What the task requires: Which lines below include "kind"? Copy them all.

<<<<

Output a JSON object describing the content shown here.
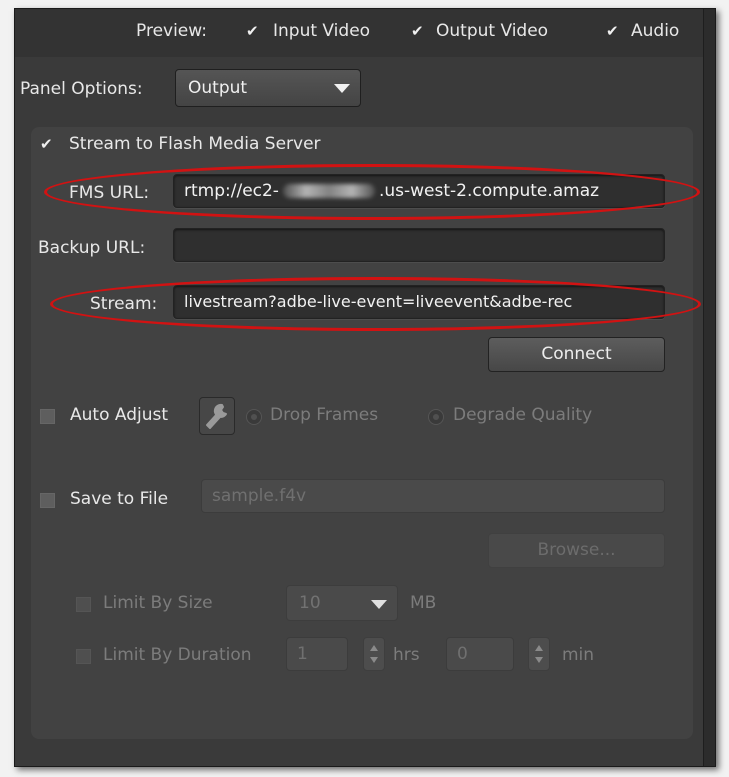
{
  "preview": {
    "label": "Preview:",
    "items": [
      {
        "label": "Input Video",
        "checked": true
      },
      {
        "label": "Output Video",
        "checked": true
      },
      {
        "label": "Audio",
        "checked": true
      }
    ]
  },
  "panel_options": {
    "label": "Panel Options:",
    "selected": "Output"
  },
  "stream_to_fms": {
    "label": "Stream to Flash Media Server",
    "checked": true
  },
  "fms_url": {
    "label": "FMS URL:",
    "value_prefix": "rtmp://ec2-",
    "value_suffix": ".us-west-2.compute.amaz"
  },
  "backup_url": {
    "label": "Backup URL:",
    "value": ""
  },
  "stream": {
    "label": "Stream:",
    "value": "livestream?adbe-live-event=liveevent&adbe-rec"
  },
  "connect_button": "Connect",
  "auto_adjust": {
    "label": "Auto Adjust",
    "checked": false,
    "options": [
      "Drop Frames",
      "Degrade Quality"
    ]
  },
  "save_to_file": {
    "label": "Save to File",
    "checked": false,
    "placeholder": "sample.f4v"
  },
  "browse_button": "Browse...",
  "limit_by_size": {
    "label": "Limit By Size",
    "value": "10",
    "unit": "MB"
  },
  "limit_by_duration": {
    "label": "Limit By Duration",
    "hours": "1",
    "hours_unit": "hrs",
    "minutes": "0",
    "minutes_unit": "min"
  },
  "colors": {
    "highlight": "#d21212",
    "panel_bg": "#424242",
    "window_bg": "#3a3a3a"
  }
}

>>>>
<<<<

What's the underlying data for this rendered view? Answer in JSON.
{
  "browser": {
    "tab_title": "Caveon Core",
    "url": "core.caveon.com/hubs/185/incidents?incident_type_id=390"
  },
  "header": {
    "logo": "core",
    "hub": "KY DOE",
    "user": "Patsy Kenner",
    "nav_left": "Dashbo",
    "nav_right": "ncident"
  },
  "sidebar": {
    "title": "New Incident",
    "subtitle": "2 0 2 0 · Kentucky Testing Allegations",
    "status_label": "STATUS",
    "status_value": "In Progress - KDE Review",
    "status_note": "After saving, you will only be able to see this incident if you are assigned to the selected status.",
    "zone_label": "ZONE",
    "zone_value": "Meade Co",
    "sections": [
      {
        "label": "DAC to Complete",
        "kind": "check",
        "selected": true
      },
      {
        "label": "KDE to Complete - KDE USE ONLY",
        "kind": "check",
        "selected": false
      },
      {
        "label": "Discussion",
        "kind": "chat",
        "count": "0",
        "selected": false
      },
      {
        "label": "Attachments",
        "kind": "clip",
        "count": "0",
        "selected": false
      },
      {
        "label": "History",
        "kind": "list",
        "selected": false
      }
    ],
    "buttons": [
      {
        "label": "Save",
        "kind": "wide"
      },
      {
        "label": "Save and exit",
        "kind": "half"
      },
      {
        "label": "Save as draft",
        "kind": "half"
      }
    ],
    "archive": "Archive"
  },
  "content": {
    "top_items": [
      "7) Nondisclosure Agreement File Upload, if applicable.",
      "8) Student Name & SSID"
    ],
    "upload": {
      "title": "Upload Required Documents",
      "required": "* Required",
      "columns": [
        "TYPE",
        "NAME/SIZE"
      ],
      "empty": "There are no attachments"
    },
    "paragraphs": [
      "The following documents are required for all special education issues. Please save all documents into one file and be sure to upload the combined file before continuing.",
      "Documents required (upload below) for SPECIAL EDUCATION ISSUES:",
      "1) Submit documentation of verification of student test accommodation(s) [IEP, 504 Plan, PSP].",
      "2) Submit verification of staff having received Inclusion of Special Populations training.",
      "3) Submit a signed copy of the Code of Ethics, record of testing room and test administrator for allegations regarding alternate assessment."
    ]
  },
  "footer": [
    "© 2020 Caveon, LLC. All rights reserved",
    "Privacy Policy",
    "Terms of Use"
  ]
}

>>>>

Answer to the exercise:
        "kind": "check",
        "kind": "check",
        "kind": "chat",
        "kind": "clip",
        "kind": "list",
        "kind": "wide"
        "kind": "half"
        "kind": "half"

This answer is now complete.